Mashallah Karami’s arrest has triggered widespread reactions, with many Iranians describing it as proof of the regime’s fear of potential unrest on the anniversary of the uprising.
On Wednesday, regime agents raided Nasrin Alizadeh’s home, detained her, and transferred her to an undisclosed location. Last week, security forces arrested Kourosh Vaziri, whose 35-year-old wife Shirin Alizadeh was killed by regime agents while she was filming protests alongside her husband and child in Mazandaran province last September. The moment she was shot and killed was captured and recorded on his mobile phone.
Try as they might, regime bullies will not be able to prevent what is sure to be large protests against the killing of Mahsa Amini next month. But even though authorities have somewhat successfully beaten down the large protests in the aftermath of Amini’s death through massive arrests and targeted killings, the protests have continued by Iranian women through the “Women, Life, Freedom” movement and the defiant gesture of refusing to cover their heads with the hijab.
For the families of the dead, even the sorrow of remembrance has been stifled in an unspeakably brutal crackdown on any hint of politics.
There are risks for those who refuse to let the regime forget. Last month, the family of Abolfazl Adinehzadeh, a teenager who was killed in October at the height of the protests, wanted to mark what would have been his 18th birthday by throwing a party by his grave. The public were invited to join in. But when the security forces heard about the event, in a village in the north-east of the country, they moved in the night before to arrest family members.

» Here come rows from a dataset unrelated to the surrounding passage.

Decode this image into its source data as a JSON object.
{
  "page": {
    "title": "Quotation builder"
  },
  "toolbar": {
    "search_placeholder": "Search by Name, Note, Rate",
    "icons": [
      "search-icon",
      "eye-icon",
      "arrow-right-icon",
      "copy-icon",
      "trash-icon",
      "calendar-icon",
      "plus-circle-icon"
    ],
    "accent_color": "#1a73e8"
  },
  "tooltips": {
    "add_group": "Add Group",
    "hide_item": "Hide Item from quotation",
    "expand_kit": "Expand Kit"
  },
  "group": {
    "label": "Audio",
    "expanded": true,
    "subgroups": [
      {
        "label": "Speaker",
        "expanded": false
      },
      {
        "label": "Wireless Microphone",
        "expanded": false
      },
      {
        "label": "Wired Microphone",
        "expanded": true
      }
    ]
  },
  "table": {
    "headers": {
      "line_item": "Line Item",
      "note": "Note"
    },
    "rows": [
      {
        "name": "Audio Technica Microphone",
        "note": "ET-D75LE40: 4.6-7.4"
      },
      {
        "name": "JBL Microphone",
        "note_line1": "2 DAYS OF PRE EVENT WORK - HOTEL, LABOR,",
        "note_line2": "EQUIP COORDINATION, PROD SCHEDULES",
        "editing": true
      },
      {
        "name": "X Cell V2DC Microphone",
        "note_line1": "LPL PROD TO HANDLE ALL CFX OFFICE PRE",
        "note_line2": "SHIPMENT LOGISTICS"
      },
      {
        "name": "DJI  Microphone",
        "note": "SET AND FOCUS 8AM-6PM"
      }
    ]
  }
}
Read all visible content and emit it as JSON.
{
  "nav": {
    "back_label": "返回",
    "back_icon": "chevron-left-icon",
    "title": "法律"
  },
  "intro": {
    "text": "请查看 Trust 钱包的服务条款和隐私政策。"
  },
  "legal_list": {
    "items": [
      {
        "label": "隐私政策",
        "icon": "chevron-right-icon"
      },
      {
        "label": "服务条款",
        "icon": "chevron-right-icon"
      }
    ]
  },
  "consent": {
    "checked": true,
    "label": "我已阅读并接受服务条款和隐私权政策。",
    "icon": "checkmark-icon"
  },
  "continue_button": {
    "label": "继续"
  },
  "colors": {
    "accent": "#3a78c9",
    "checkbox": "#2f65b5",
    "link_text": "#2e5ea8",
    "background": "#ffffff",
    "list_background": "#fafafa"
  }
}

In a sign that the authorities can never win, friends and neighbors celebrated Adinehzadeh’s life by posting on social media. “The families who seek justice will always support each other,” Khazaei’s sister said in a video posted online.
Sometimes the crackdown on families became violent.
In another high-profile case, Mahmonir Molaei-Rad, whose young son Kian was killed in disputed circumstances last year, has found herself at the centre of the storm after pledging to commemorate the day he would have turned 10.
But the event turned into a nightmare as security forces arrived and shot her cousin dead, claiming he had killed a policeman during the protests.
The defiance of the Iranians is inspiring — especially the women who risk imprisonment and beatings for not wearing the hijab.
“Every morning, when I go to work without wearing my scarf, I feel I’m continuing our struggle for freedom,” said Delara, a 32-year-old businesswoman. “We may not be chanting slogans in the street but walking outside without a hijab is no less than that.”
It’s easy to contrast the brutality of the Iranian regime with the courage and defiance of citizens. What’s more, it appears that the defiance is actually making a difference with some hardliners.
“The authorities just don’t want to admit they’re quietly opening up,” said a conservative journalist. “In two years’ time, we won’t have such discussions about hijab anymore,” he added.
That remains to be seen. How authorities react to protests on the anniversary of Mahsa Amini will probably give a huge impetus to the social revolution in Iran.